British Columbia Medical Association v. Aviva, 2011 BCSC 1399, decision rendered October 19, 2011 

A plaintiff cannot circumvent a defendant’s insurance coverage for defamation by simply pleading that the publications were made with an intent to injure and with knowledge of their falsity. The British Columbia Supreme Court held on October 19, 2011 that such pleadings will not enable a defendant’s insurer to deny coverage by relying on the common policy clause which excludes coverage for acts of intentional wrongdoing.

The British Columbia Medical Association and its board members were sued in defamation. Although they had insurance coverage for defamation claims, their insurer, Aviva, denied coverage by relying on the exclusion clause for acts of intentional wrongdoing. The insurer based its position on the plaintiff’s allegations in her statement of claim that the statements at issue constituted a “campaign of vilification” published by the defendants with an intent to injure the plaintiff and with knowledge of their falsity.

Madam Justice Ross, applying Non-Marine Underwriters, Lloyd’s of London v. Scalera, [2000] 1 S.C.R. 551 (S.C.C.), noted that an insurer’s duty to defend is triggered by the mere possibility that a claim within the policy may succeed. As such, it is the true nature of the substance of the claim that is to be determined, not the particular labels used by the plaintiff.

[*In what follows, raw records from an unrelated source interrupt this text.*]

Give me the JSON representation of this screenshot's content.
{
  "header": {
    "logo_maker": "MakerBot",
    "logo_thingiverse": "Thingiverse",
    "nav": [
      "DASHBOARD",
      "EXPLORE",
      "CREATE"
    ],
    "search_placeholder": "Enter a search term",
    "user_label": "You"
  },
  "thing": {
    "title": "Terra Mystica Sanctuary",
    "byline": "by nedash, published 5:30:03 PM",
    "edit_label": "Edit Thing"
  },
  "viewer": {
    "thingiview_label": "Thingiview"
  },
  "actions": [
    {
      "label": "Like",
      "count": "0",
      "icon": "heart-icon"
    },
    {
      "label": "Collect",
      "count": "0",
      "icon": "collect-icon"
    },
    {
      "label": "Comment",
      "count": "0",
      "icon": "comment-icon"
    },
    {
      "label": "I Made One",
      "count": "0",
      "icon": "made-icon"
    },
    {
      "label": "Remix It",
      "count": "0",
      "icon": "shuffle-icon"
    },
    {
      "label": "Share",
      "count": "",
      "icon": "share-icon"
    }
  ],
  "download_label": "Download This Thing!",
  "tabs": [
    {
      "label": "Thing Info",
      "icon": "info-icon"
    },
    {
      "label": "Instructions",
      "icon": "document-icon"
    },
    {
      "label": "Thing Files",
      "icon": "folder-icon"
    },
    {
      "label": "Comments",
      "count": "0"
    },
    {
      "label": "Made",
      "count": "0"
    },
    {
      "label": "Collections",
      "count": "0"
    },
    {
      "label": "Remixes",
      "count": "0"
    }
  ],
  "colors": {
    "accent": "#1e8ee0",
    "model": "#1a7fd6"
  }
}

Where the pleadings are found to contain “properly pleaded allegations of both intentional and non-intentional torts, the court must decide whether the harm allegedly inflicted by the negligent conduct is derivative of that caused by the intentional misconduct.” If the underlying elements of the two claims are sufficiently disparate, the non-intentional claim will not be derivative and the duty to defend will apply.

In determining if there is a possibility of coverage, the Court must consider the possibility that some but not all of the plaintiff’s allegation will succeed at trial.

The Court correctly acknowledged that the elements of a defamation claim do not require proof of conduct with intent to injure:

“If the allegations of intent to injure and knowing publication of falsehood are removed, sufficient facts remain to support a pleading of defamation…. A plaintiff alleging defamation does not have to establish that the defendant had any level of knowledge or blameworthy mental state. Here, the policy exclusions address such blameworthy mental state but do not exclude publications that were made intentionally…”

The Court not only declared that the insurer is, and at all material times had been, under an obligation to pay for the defence, but also declared that the defendant insureds were permitted to conduct the defence with legal counsel of their choosing, and that counsel for the insureds is not required to report to the insurer with respect to any matter bearing on the issue of liability. The latter ruling was found after the Court heard the insured’s argument that there was a conflict in the present case, as the coverage questions will depend upon all aspects of the insured’s conduct at issue in the litigation, in particular to the intention, knowledge and purpose of the defendants in the underlying action.